In his victory speech on election night this past May, Nicolas Sarkozy declared that under his reign, “the pride and the duty of France” will be on the side of “all those who are persecuted by tyranny and dictatorship.” Sarkozy appealed to “all those in the world who believe in the values of tolerance and democracy” to join him. Specifically, Sarkozy pledged, “France will be on the side of the locked-up nurses in Libya.” Whereas his predecessor Jacques Chirac acted out of delusions of grandeur, Sarkozy’s goal is to restore identity to a nation imbued with failure and doubt.
This week Sarkozy produced a “success,” bringing home the nurses. But aiding the persecuted should not entail paying off their persecutors. Sarkozy’s pledge became farce when Madame Sarkozy, followed by le président de la République himself, sat in Colonel Qaddafi’s tent, after which the Madame said that she and the Libyan dictator had built “a real relationship of trust.”
But it was more than “trust” that convinced the Libyan to free his hostages. Qaddafi’s blackmail went something like this: in exchange for freeing the nurses, European countries would forgive $400 million of Libya’s foreign debt and allow Libya (Libya!) to host the next UN conference on racism. The parties also agreed to deepen Franco-Libyan relations to include a possible military-industrial partnership and, not least, contracts for French oil companies. (Compare this haggle to Natan Sharansky’s defiant crossing of the Glienicke Bridge into West Berlin.)

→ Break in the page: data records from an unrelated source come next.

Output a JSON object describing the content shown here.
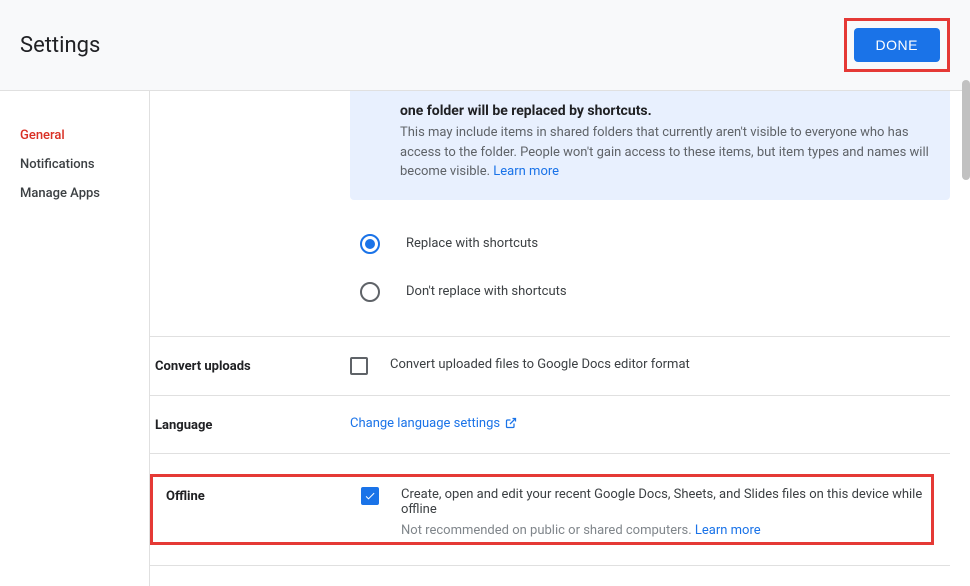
{
  "header": {
    "title": "Settings",
    "done": "DONE"
  },
  "sidebar": {
    "items": [
      {
        "label": "General",
        "active": true
      },
      {
        "label": "Notifications",
        "active": false
      },
      {
        "label": "Manage Apps",
        "active": false
      }
    ]
  },
  "info": {
    "title": "one folder will be replaced by shortcuts.",
    "text": "This may include items in shared folders that currently aren't visible to everyone who has access to the folder. People won't gain access to these items, but item types and names will become visible. ",
    "learn": "Learn more"
  },
  "replace": {
    "opt1": "Replace with shortcuts",
    "opt2": "Don't replace with shortcuts"
  },
  "convert": {
    "label": "Convert uploads",
    "text": "Convert uploaded files to Google Docs editor format"
  },
  "language": {
    "label": "Language",
    "link": "Change language settings"
  },
  "offline": {
    "label": "Offline",
    "text": "Create, open and edit your recent Google Docs, Sheets, and Slides files on this device while offline",
    "sub": "Not recommended on public or shared computers. ",
    "learn": "Learn more"
  }
}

The cost, when viewed in the proper context, is very high: others (North Korea, but especially Iran) are surely watching. Even the impression of relenting to blackmail and terrorism is self-defeating. To be sure, this is a very bizarre affair with a long and twisted history, and Qaddafi, though truly a crackpot, did surrender his weapons of mass destruction to the United States. But even a little goodwill in the face of brutality can be perilous.

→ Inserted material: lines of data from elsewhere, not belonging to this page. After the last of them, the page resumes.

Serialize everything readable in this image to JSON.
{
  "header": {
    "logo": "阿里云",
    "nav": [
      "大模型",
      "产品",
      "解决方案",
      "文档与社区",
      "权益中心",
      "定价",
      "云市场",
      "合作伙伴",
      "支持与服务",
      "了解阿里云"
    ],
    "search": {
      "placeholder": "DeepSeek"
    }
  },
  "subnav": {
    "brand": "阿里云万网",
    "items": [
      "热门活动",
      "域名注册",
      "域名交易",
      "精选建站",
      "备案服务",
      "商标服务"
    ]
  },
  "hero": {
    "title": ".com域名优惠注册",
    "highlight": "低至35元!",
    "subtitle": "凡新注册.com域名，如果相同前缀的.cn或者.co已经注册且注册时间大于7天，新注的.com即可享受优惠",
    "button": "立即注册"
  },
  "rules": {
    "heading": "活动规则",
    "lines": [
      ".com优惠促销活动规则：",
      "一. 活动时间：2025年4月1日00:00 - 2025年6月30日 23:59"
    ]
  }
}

Sarkozy remains a mystery. He showed independence when he called Hizballah a “terrorist” organization, which of course it is, even though it is not classified as such by the European Union. And whereas Chirac blocked action on Darfur, Sarkozy is eager to stop genocide—in cooperation with the United States. Still, this week’s events suggest that Sarkozy is shirking his generation’s tasks: curbing nuclear proliferation abroad and, at home, overcoming the entrenched enarchs and ending their long collaboration with Islamism and terrorism.
Far from shaking up French foreign policy, Sarkozy’s actions this week were eerily reminiscent of Monsieur Chirac’s: Sarkozy cheered on Arab nuclear power while seeking conciliation and contracts from Arab regimes. (When asked to describe Chirac, the great British historian Paul Johnson responded: “Why are the French so notorious for shiftiness? Because there are plenty of Chiracs there.”) Yes, the world looks different from the Elysée than it did from the victory stage, but, by collaborating with tyrants and dictators, Sarkozy further degrades “the pride and the duty of France.”